* **Work to be completed**
Where does the string "Decoder" appear in the records? Copy every line that contains it.

* **Provided records**
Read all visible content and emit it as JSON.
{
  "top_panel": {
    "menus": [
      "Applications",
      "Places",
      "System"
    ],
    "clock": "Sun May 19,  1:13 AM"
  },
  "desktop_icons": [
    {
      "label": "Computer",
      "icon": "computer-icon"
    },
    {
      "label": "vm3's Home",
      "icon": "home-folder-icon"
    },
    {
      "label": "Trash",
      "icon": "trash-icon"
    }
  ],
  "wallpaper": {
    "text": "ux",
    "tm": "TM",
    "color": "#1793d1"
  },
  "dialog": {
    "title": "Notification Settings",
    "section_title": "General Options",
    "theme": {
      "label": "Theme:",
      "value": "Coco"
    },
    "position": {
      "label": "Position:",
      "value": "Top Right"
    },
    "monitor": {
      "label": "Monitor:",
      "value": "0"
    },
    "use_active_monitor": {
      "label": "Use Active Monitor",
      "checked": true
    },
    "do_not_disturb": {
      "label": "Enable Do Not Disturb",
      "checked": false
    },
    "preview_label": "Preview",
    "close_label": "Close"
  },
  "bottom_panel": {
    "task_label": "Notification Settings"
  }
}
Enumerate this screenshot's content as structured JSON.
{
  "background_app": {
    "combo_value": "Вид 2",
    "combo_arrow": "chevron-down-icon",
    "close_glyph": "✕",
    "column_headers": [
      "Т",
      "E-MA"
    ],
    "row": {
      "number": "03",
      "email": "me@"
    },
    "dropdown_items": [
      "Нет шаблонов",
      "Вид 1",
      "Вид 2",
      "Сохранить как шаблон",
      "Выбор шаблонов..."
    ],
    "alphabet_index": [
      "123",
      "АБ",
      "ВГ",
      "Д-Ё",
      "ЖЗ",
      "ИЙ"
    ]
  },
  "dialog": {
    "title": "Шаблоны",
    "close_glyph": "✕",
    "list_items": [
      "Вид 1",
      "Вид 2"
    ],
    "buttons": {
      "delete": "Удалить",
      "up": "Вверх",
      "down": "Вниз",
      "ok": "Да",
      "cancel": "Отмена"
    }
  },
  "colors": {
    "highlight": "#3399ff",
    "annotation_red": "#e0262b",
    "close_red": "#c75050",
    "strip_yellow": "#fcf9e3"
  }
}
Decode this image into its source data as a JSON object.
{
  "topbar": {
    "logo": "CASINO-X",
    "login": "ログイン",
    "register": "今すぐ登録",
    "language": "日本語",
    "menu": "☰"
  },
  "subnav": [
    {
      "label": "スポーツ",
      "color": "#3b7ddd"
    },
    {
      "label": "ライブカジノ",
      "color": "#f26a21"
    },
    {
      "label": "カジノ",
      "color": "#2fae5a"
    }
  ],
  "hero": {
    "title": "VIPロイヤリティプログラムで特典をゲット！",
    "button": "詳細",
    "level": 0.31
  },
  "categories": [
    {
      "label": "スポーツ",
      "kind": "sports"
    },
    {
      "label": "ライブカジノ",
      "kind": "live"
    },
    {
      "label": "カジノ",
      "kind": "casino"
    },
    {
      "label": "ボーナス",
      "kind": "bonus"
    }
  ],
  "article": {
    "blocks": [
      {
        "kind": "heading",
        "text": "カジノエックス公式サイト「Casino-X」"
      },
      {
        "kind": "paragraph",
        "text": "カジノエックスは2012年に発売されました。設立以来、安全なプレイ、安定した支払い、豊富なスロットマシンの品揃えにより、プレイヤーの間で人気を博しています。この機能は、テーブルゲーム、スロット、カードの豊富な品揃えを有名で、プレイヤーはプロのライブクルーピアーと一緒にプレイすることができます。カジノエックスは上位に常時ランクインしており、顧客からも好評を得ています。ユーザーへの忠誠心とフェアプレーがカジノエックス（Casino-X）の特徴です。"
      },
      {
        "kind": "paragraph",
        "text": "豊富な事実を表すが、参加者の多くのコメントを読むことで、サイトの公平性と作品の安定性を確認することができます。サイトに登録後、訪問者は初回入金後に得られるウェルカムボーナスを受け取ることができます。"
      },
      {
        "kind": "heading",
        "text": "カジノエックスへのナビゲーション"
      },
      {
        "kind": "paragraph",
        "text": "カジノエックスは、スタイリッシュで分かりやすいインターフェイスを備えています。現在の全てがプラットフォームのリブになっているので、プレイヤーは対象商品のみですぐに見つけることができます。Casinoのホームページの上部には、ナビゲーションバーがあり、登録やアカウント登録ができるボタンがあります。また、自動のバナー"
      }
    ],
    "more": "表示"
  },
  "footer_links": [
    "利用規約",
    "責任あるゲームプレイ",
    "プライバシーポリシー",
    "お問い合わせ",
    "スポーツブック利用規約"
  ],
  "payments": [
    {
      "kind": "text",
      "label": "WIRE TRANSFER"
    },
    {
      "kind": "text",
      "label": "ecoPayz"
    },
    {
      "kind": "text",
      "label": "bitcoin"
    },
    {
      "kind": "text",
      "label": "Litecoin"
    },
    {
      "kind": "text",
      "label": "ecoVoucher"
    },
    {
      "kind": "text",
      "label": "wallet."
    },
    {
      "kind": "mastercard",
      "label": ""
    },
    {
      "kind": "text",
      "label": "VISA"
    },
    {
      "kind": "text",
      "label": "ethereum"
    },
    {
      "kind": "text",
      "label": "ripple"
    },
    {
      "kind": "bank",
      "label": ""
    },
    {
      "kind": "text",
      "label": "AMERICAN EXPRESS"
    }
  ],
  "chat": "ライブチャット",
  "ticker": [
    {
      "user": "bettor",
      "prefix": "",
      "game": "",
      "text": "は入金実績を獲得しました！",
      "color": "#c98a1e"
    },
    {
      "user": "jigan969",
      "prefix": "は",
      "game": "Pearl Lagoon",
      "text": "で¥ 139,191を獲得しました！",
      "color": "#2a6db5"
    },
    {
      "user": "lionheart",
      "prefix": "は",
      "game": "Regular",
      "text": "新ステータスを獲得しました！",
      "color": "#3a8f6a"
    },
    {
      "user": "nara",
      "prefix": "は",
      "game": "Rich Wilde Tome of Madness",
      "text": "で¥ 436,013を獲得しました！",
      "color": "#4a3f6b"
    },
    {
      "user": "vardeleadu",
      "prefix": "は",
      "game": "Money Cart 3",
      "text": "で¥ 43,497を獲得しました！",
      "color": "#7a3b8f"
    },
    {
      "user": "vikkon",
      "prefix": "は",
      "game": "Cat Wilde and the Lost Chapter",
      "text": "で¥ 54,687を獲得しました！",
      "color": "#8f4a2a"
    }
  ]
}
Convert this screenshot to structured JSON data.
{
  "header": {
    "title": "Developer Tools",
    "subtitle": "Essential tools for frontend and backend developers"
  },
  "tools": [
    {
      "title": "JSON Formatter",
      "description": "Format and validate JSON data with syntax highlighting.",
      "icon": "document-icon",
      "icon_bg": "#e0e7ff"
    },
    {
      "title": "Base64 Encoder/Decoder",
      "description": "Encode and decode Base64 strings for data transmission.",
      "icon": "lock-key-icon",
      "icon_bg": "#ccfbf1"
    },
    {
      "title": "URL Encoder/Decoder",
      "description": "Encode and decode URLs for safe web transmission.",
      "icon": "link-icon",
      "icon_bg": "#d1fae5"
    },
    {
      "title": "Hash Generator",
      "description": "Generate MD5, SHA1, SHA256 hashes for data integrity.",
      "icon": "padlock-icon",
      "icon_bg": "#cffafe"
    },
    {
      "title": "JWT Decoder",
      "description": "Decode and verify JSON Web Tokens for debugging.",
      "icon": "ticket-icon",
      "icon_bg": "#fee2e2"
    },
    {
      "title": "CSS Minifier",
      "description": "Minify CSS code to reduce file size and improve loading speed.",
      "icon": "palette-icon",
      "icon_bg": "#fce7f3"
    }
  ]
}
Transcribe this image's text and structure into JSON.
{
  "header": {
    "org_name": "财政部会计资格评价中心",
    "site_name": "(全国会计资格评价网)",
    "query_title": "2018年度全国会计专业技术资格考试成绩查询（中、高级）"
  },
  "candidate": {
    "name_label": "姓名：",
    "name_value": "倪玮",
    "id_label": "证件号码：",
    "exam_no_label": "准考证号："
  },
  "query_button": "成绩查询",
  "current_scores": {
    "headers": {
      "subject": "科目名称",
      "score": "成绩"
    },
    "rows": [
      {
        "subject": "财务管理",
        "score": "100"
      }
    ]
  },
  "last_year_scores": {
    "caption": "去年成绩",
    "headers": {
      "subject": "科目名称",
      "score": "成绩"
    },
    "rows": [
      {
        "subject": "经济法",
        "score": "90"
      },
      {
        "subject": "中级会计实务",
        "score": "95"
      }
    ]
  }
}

* **Answer area**
      "title": "Base64 Encoder/Decoder",
      "title": "URL Encoder/Decoder",
      "title": "JWT Decoder",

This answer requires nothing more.